CARNATION—The St. Pierre barn off of Hwy. 203 is sporting a new look thanks to Copenhagen-based artist Jacoba Niepoort.
Jacoba, 32, travels the globe creating 2D and 3D public-art masterpieces. She has painted 45 murals over a 15-year span in places like Chile, Costa Rica, Germany, Austria, Denmark, Argentina, Nova Scotia and the United States.
“We feel so lucky she had the opportunity to come and paint it for us,” Christa St. Pierre said. “We came to know Jacoba through my husband's childhood friend who married her mom. We saw Jacoba this Summer (in Denmark)—they were showing some of her work and I told her she just had to come and paint our barn.”
It didn’t take much convincing, Jacoba said, together to agree to come to Carnation.
“They told me they are working on a long-term project to open an herbal farm in the Snoqualmie Valley. Words like-existence, diversity and the interest in using the medicinal properties of a range of herbs and weeds were used to describe their vision, from which I was invited to create any muralI saw fitting.
“I found their plans beautiful; plans I would like to participate in. After agreeing to the project, I fought through the Valley’sOctober frost and rains for 10 days. The result is a figure, holding dirt, out of which grow multiple plants, all connected by a root system that weaves in and out of fore and background, representing a connection among all,” Jacoba said.
The plants in the mural are Anise hyssop, Echinacea, and Calendula.
“To me, this mural is about flow and diversity. It’s about showing the connection among all; humans, nature, plants—that which exists within us, and which connects us to the outside world.”
Traveling the world and leaving behind detailed paintings that add such richness to local culture, one would assume Jacobahad extensive technical art training. Not so.
“I have a minor in art, and have always painted as far back as I can remember, but I consider myself mostly self-taught.
“My background is international development with a focus on the social impact of artists who work with public visual art projects. I used to work for the Danish Ministry of Foreign Affairs with art projects abroad—but I quit when it became clear I need to dedicate more time to my own murals.”
Jacoba’s murals vary in size. Her small murals are typically around 325 square feet. Her largest is a 36,000 square-foot mural she painted on the side of a building on Hollis Street in Halifax, Nova Scotia just prior to painting the St.Pierre mural.

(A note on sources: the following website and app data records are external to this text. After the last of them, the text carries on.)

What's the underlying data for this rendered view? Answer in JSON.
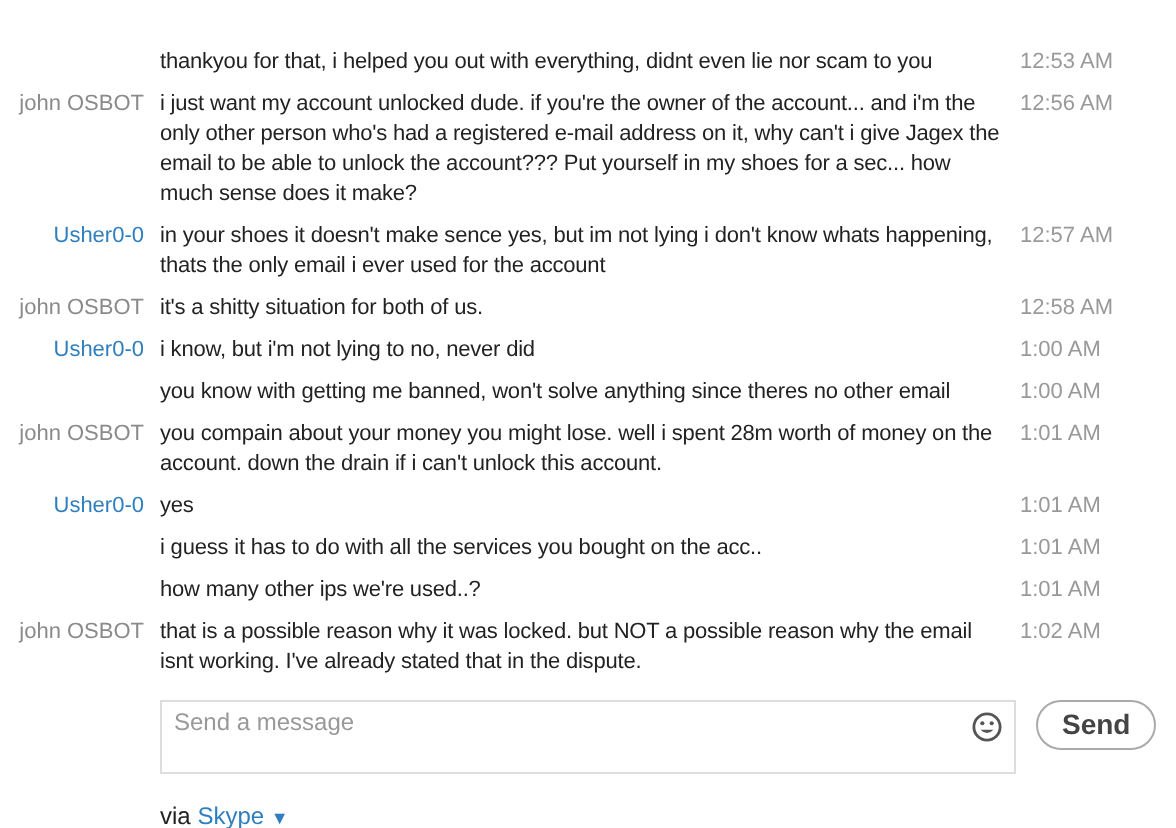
{
  "messages": [
    {
      "kind": "outgoing",
      "text": "thankyou for that, i helped you out with everything, didnt even lie nor scam to you",
      "time": "12:53 AM"
    },
    {
      "kind": "incoming",
      "sender": "john OSBOT",
      "text": "i just want my account unlocked dude. if you're the owner of the account... and i'm the only other person who's had a registered e-mail address on it, why can't i give Jagex the email to be able to unlock the account??? Put yourself in my shoes for a sec... how much sense does it make?",
      "time": "12:56 AM"
    },
    {
      "kind": "outgoing",
      "sender": "Usher0-0",
      "text": "in your shoes it doesn't make sence yes, but im not lying i don't know whats happening, thats the only email i ever used for the account",
      "time": "12:57 AM"
    },
    {
      "kind": "incoming",
      "sender": "john OSBOT",
      "text": "it's a shitty situation for both of us.",
      "time": "12:58 AM"
    },
    {
      "kind": "outgoing",
      "sender": "Usher0-0",
      "text": "i know, but i'm not lying to no, never did",
      "time": "1:00 AM"
    },
    {
      "kind": "outgoing",
      "text": "you know with getting me banned, won't solve anything since theres no other email",
      "time": "1:00 AM"
    },
    {
      "kind": "incoming",
      "sender": "john OSBOT",
      "text": "you compain about your money you might lose. well i spent 28m worth of money on the account. down the drain if i can't unlock this account.",
      "time": "1:01 AM"
    },
    {
      "kind": "outgoing",
      "sender": "Usher0-0",
      "text": "yes",
      "time": "1:01 AM"
    },
    {
      "kind": "outgoing",
      "text": "i guess it has to do with all the services you bought on the acc..",
      "time": "1:01 AM"
    },
    {
      "kind": "outgoing",
      "text": "how many other ips we're used..?",
      "time": "1:01 AM"
    },
    {
      "kind": "incoming",
      "sender": "john OSBOT",
      "text": "that is a possible reason why it was locked. but NOT a possible reason why the email isnt working. I've already stated that in the dispute.",
      "time": "1:02 AM"
    }
  ],
  "composer": {
    "placeholder": "Send a message",
    "send": "Send"
  },
  "via": {
    "prefix": "via",
    "service": "Skype",
    "caret": "▼"
  }
}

Christa said they lucked out that the timing would work for her.
“She told us she'd be close by—I guess that's a relative term to a world traveler when you're on the same continent.”

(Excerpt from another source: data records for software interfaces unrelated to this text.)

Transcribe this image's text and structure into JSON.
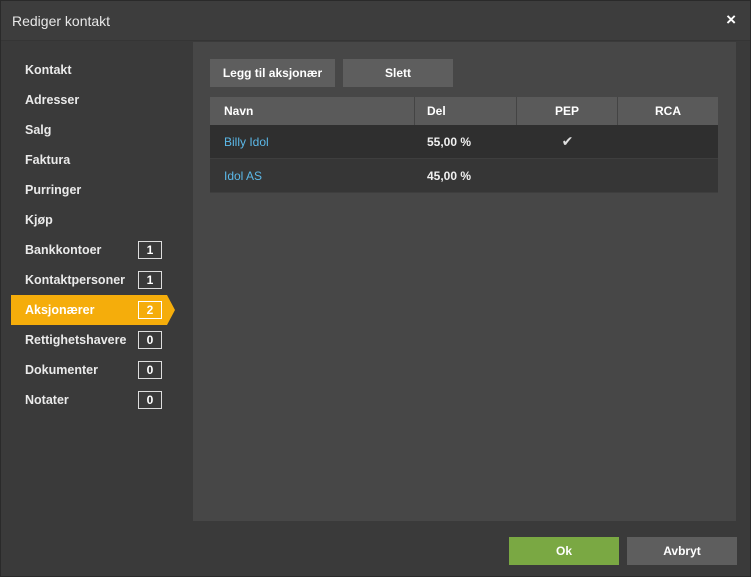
{
  "dialog": {
    "title": "Rediger kontakt",
    "close_glyph": "×"
  },
  "sidebar": {
    "items": [
      {
        "label": "Kontakt",
        "badge": null,
        "active": false
      },
      {
        "label": "Adresser",
        "badge": null,
        "active": false
      },
      {
        "label": "Salg",
        "badge": null,
        "active": false
      },
      {
        "label": "Faktura",
        "badge": null,
        "active": false
      },
      {
        "label": "Purringer",
        "badge": null,
        "active": false
      },
      {
        "label": "Kjøp",
        "badge": null,
        "active": false
      },
      {
        "label": "Bankkontoer",
        "badge": "1",
        "active": false
      },
      {
        "label": "Kontaktpersoner",
        "badge": "1",
        "active": false
      },
      {
        "label": "Aksjonærer",
        "badge": "2",
        "active": true
      },
      {
        "label": "Rettighetshavere",
        "badge": "0",
        "active": false
      },
      {
        "label": "Dokumenter",
        "badge": "0",
        "active": false
      },
      {
        "label": "Notater",
        "badge": "0",
        "active": false
      }
    ]
  },
  "toolbar": {
    "add_label": "Legg til aksjonær",
    "delete_label": "Slett"
  },
  "table": {
    "columns": [
      "Navn",
      "Del",
      "PEP",
      "RCA"
    ],
    "rows": [
      {
        "name": "Billy Idol",
        "del": "55,00 %",
        "pep": "✔",
        "rca": ""
      },
      {
        "name": "Idol AS",
        "del": "45,00 %",
        "pep": "",
        "rca": ""
      }
    ]
  },
  "footer": {
    "ok_label": "Ok",
    "cancel_label": "Avbryt"
  },
  "colors": {
    "accent": "#f5ad0b",
    "ok": "#7aa843",
    "link": "#5bb8e8"
  }
}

Jacoba paints both in and out of studio but says she prefers working in the open air.
“I paint outside because I believe that unrestricted art is for everyday people and the issue of ownership of public space is worth fighting for. It’s also rewarding and physically intense.”
Jacoba finished the St.Pierre mural last week. She has returned to Europe and is now painting another mural in Denmark.
“It’s my last outdoor one for the season," Jacoba said. “I will be working from a studio in Denmark and a residency in Finland and or the next two and a half months on small—normal size art-works for my upcoming solo exhibition in a gallery in Denmark in February."
Christa said she and her husband do have long-range plans to open a medicinal herb farm.
“We had a trial run this summer planting about 20 different varieties—medicinal and culinary. The idea is maybe next summer we'll have a small retail shop on the property to sell them.”
The St. Pierre mural is located just off the Fall City-Carnation Road at 32112 NE 8th Street. It is fully visible from the highway.